The cotton plant is part of the mallow family of flowering plants. A field of cotton flowers or cotton bolls, the part we get cotton fibers from, can be very attractive, but not as attractive as a pile of colorful cotton yarn.
As knitters, and crocheters, our primary interest is in the yarn that cotton bolls can become. At first glance, you may think yarn is yarn, but wool yarn is significantly different than cotton yarn.
Knowing something about the differences ahead of time can save you from a possibly unpleasant surprise.
Here are some things to keep in mind when choosing to work with cotton yarn.
What do knitters need to know about cotton yarn?
- There are 2 basic types of cotton yarn: mercerized and un-mercerized. If a yarn doesn’t say it’s mercerized, than it’s un-mercerized. Mercerized yarns are exposed to caustic soda, usually sodium hydroxide, usually while under tension, to create a stronger, permanently fluffier and shiny yarn at the expense of some of it’s softness. They hold their dye better, too. This is important if you are concerned about fading. Finally, mercerized cotton is more resistant to mildew, which can be a real problem with cotton.
- Cotton fibers breathe and wick heat well. This makes it a great fiber for warm & hot weather, but a terrible fabric for cold weather. Outdoor enthusiasts sometimes call cotton fabrics “death cloth” because it is too cooling, which can contribute to hypothermia.
- Cotton yarn comes from a plant, so it is a cellulose fiber rather than a protein based fiber. (Most allergic reactions involve reactions to proteins.)

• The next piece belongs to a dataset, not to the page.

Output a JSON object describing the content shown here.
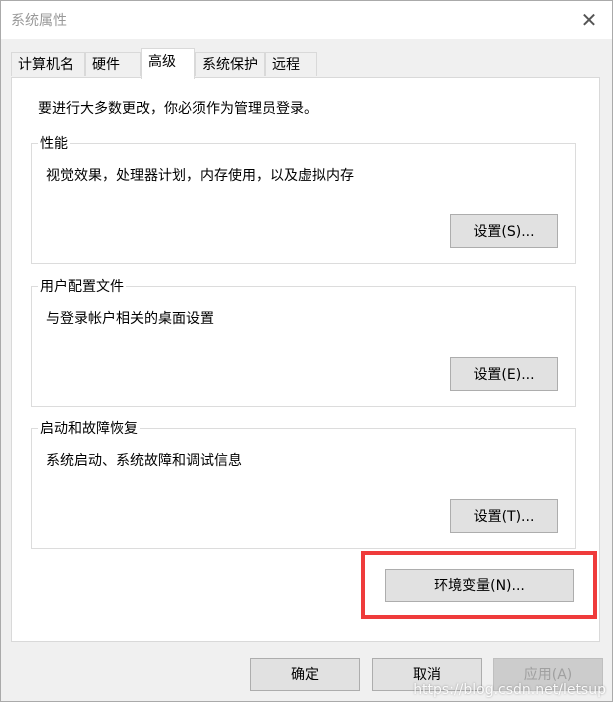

- Cotton fibers get stronger when wet! Actually, cotton in general is strong and keeps it’s strength for a long time. Cotton fabric found in 500 year old tombs has 4/5 of the strength of new cotton fabric! On the flip side, cotton is degraded by sunlight and heat. Both of them together are even worse. Store your cotton yarns where they will be cool, dark & dry.
- Cotton/synthetic blends will stain more easily than 100% cotton. (Mom experience talking here.)
- Cotton yarns are slippery, which can make them challenging to knit.
- Cotton is one of the most chemically treated crops in the world. Unless you get organic cotton yarn, you will be exposed to remnants of the agricultural chemicals used to grow it. Try not to make things for babies out of non-organic cotton yarns.
- Cotton yarn is generally inelastic, even when used in ribbing. Plan accordingly!
- Cotton fibers are dense and it’s yarns are heavy compared to most animal sourced yarns. This impacts the drape of the final project.
- Cotton yarns tend to produce crisp looking stitches with great definition for cables, etc. However, over time, they will tend to flatten due to cotton’s lack of elasticity.
- Cotton yarns come in a wide variety of weights, making them suitable for a wide variety of projects.
- Although cotton yarns are slippery on the needle, they make excellent washcloths, potholders and other home decorating or cleaning projects. Projects made with cotton yarns are easier to clean than animal-sourced yarns.
- Cotton yarns are also great for colorwork.
When choosing a design that calls for a cotton yarn, the designers have usually taking cotton’s unique characteristics into account. Substituting a wool yarn in a project that calls for a cotton yarn may not produce the expected results!
There you have it! A baker’s dozen of cotton fiber and yarn facts to keep in mind when using cotton yarn. Please add any other tips, tricks or questions in the comment section below!